There was a time in the 1990s when a former history teacher, a reporter then of this newspaper, used to write an occasional open letter to the late Sir Seretse Khama, the country’s first president. Were the president still be alive, he would be 100 years this month.
The open letters were part reminiscent and part update on the country’s trajectory, and yet another part, a plea for inspiration as the country was reckoning with the end of a long stretch of economic growth.
Because he is a historian, most likely, he saw his open letters and others he wrote, as a representation of the past and present, as well as his record for posterity.
I would like to assume that the said reporter, now a newspaper owner, probably wrote his open letter by hand and later transcribed it on his newspaper’s desktop computer, to make it ready for printing.
As with most technology, I am almost certain that the computer made his open letter writing effective, perhaps even convenient. But as you will see below, there is nothing like a hand written letter.

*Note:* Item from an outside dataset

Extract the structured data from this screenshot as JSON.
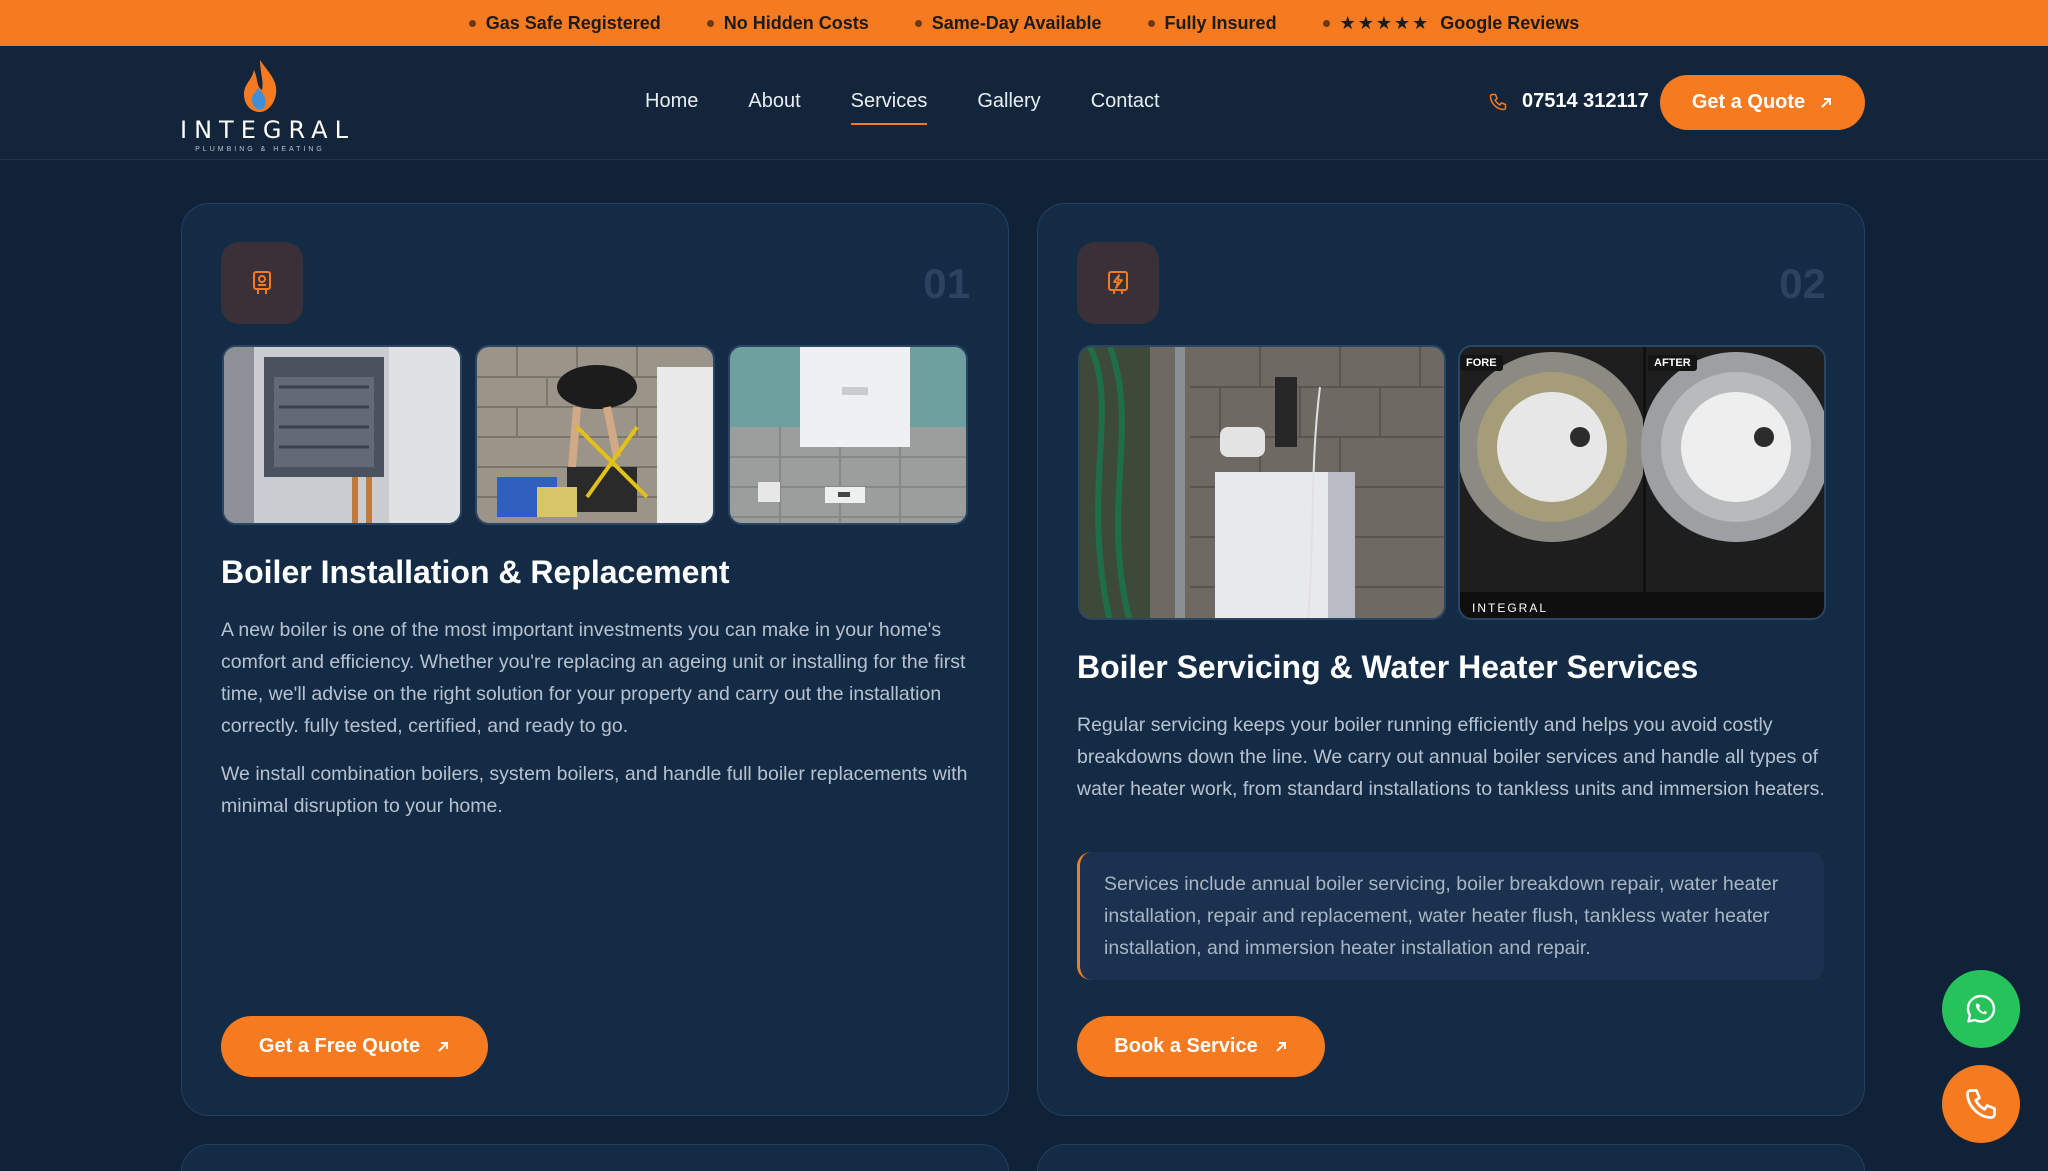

According to Hellanicus of Lesbos (480BC-395BC) – the ancient Greek historian – the first ever handwritten letter was sent by the Persian Queen Atossa around 500BC. Since then and as more people became literate, letter writing has been a popular way of sending messages to others, close and further afield.
A fortiori, writing letters has been closely associated with the record of civilisation; the daily routine of political leaders and other famous people; as epistles of religious personae; and as the future literature of the literati.
Indeed, in writing a letter, we convey our state of mind at a particular time, sometimes the casual simplicity of what we observe at that moment, other times, our personal touch on a matter, or our desire for our thoughts to survive for posterity.
To pen a handwritten letter, therefore, is a matter of time, of timing, the writer as well as the reader thereof.
Now we must spit in the face of the cult of the so-called technological efficiency of word processing, instant messaging, email and social media: indeed, the technology that is often complicit in our hastily-held views pretending to be honest assessments of issues, and in our public disagreements that easily develop into the denunciation of others! As we ditch this technology, we must enthusiastically embrace hand letter writing.
You are bound to ask why? Because, anyway you look at it, paradoxically it will cost you more to engage in hand letter writing. You will require your personal time and effort to search for and select the appropriate stationery, be it a postcard, a birthday card, a bereavement card, an embroidered writing pad, or any other writing paper; a preferred pen (even a fountain pen if the occasion calls for it); a relevant envelope, postage stamps, and a trip to the post office box to mail the letter.
These acts are a gift of yourself to others, a promotion of the business of stationers and post offices – which is urgently required – and a deliberate halting of the frenetic pace of modern life. Put differently, it may be that, as in many things, the value of a handwritten letter is not just what it presents, but also what is behind it and what its function is, in our lives.
Additionally, letter writing literally forces our hand to express our own individuality. I have a friend, a professional and business executive in the Gaborone CBD, whose letter writing – no matter the subject matter at hand – is an attractive cursive style of letters, the conveyance of his well-considered thoughts on paper, and a deliberate effort to write legibly.
As a capitalist, I reckon that he sees his handwritten letters as a creative medium that not only fosters his business relationships with others but is also a tool to close yet another deal.
Another friend, in a foreign country, writes his letters with as much concentration as reading a captivating book, by setting aside dedicated time to write letters, making drafts of most of his letters and thoroughly reviewing them, before finally dispatching them at a nearby post office.
Being a European, and a recipient of a strong and admirable Humanities’ education, he probably views his handwritten letters as a momentary time to reflect on life around him and as an opportunity for discernment.
The ex-reporter and my two-letter writers’ friends, unknown to each other but united by history, ideology and education, bring distinct pleasure to all those who read their letters, and confirm the notion that indeed letter writing is itself a conscious act of creation and deliberation, a sharing of themselves, and a metaphor for their presence in our lives.
When we write a letter and thereafter dispatch it, we often expect it to be read and saved, in fact, to be read several times over the lifetime of the receiver of the letter, and to be cherished as a record of our existence at some point in time.
Finally, when we receive letters – irrespective of who we are or what we do – we are compelled to ditch the frantic pace of our lives, by slowing down and sitting down, to read and understand them, as our concentration is required while our senses are heightened.
And whether or not a reply is required or unexpected, still we are gratified by the writing of the letter, its dispatch and its receipt. Now it must be easy finally to accept the simple explanation that those who pen handwritten letters well are likely to write a host of other things, equally well.
So, please go ahead, write and send that letter. And going forward, allow your letter writing to remind you of its enduring usefulness in your civilised life, as bland as it may be and as curated as you intend it.
BONGI D D M RADIPATI*
*Radipati is a contributor to Mmegi